PORTLAND, Ore. (KOIN) — Prior to the COVID-19 pandemic, the most recent counts of people experiencing homelessness in Multnomah County and Oregon showed signs of improvement.
In Portland and Multnomah County, the biennial point-in-time count of the number of people experiencing homelessness in 2019 was 4,015. That’s a decrease from the 4,177 people counted in 2017.
Oregon showed a similar trend between 2019 and 2020, according to the U.S. Department of Housing and Urban Development’s Annual Homeless Assessment Reports. In 2019, there were 15,876 people experiencing homelessness, but in 2020 the count showed there were 14,655.
These point-in-time counts are conducted in January, which means 2020’s numbers were collected before the pandemic impacted the state. Multnomah County conducts its counts every other year.
After more than a year of businesses opening and closing, thousands of Oregonians losing their jobs, and a reduced number of homeless camp sweeps throughout the city, some people have told KOIN 6 News they feel the homeless population has grown.
Marisa Zapata, head of the Homelessness Research & Action Collaborative at Portland State University, said with the eviction moratorium still in place in the county, it’s unlikely the homeless population has grown significantly in the last year. She believes people’s perception that the homeless population in the city has increased could be due to the fact that camps haven’t been moved as much and that people are focusing on behavior that’s unfamiliar to them.
“If you see somebody using the bathroom outside, you’re focused on that and you tend to ascribe that behavior to everyone who you see living outside,” she said.
In January 2021, Multnomah County and several other regions across the state opted to put off the point-in-time count of unsheltered people until 2022. They still counted the number of people sleeping in emergency shelters but felt it was unsafe to count the unsheltered population during the pandemic.
So, Portland and Multnomah County will need to wait another year to find out how the pandemic has impacted those living unsheltered.
Although the overall number of people experiencing homelessness dropped in Multnomah County between 2019 and 2017, the number of unsheltered people grew from 1,668 to 2,037.
Zapata said unless there is a “massive shock to the system” she doesn’t expect the numbers to change drastically over the next year.

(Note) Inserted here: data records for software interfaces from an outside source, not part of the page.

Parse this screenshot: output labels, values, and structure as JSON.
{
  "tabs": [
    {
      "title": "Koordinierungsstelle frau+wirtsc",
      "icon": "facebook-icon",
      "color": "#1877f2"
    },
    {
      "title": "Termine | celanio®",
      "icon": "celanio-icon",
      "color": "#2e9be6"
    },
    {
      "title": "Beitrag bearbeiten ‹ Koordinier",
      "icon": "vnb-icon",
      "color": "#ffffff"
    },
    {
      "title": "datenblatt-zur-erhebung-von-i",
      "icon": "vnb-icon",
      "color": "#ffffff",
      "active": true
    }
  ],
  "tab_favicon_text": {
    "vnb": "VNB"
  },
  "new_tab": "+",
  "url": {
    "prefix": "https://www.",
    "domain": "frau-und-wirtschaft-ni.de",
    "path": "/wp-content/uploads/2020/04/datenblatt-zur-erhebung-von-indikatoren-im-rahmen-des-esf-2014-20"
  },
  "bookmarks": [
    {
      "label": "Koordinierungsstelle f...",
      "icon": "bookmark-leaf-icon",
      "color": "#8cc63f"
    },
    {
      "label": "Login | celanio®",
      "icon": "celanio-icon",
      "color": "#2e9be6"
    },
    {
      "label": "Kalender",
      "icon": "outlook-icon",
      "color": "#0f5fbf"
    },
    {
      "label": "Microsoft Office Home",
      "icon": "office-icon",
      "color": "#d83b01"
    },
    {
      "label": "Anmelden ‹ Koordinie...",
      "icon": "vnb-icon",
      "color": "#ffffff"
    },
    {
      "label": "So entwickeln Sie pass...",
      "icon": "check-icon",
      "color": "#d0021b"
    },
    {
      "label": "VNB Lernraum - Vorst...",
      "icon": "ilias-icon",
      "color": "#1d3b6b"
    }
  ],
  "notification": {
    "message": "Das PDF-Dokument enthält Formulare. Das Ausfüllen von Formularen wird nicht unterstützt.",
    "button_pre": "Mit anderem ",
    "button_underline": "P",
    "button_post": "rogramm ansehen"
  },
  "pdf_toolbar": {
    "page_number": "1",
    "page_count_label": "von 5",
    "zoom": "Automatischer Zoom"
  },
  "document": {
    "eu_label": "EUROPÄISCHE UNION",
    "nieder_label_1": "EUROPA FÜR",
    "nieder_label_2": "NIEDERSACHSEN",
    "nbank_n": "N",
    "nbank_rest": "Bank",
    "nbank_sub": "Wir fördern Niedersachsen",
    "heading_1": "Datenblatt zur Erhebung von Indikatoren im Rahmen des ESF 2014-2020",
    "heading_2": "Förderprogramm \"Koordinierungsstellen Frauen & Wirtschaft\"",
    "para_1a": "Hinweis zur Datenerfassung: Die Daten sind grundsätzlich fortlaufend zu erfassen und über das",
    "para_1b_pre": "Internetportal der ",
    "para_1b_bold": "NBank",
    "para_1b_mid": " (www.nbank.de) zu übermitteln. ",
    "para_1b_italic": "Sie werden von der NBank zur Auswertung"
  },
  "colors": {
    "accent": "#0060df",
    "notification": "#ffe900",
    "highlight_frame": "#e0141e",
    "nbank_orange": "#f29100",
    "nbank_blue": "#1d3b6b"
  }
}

She said there already aren’t enough resources in Multnomah County to assist those experiencing homelessness, but a change of about 1,000 people wouldn’t impact the system too greatly.
However, if the number of people experiencing homelessness in the county suddenly jumped to 10,000, that’s a different story.
Zapata fears that could be a possibility if people can’t pay back the rent they owe. PSU researchers are currently estimating how many people will be unable to pay back rent and what the cost to the system would be if they all became homeless. Zapata said their research shows the cost would be upwards of $3 billion.
She said what happens to people teetering on the edge of homelessness will depend greatly on the decisions elected officials will make in the coming year.
“If you look at people who are already probably most impacted by the issues related to the pandemic, those are people who are going to have to spend a long time working to even pay one month back rent. We’re getting into 12 months back-rent,” Zapata said. “If we aren’t taking very, very quick and firm action, we will see a dramatic increase in homelessness.”
Portland city leaders have already been thinking of ways to better care for the unsheltered population. In March, Portland City Council discussed a proposal that would allow temporary shelters in open spaces such as parks.
Mayor Ted Wheeler has also called for additional shelter beds during the pandemic.
However, Zapata said increasing the number of shelter beds does not mean people will take advantage of them.
From where she stands and what she sees, Zapata said if the state does not take action to keep people in their homes or to forgive rent, Oregon could see an enormous increase in homelessness in the coming months.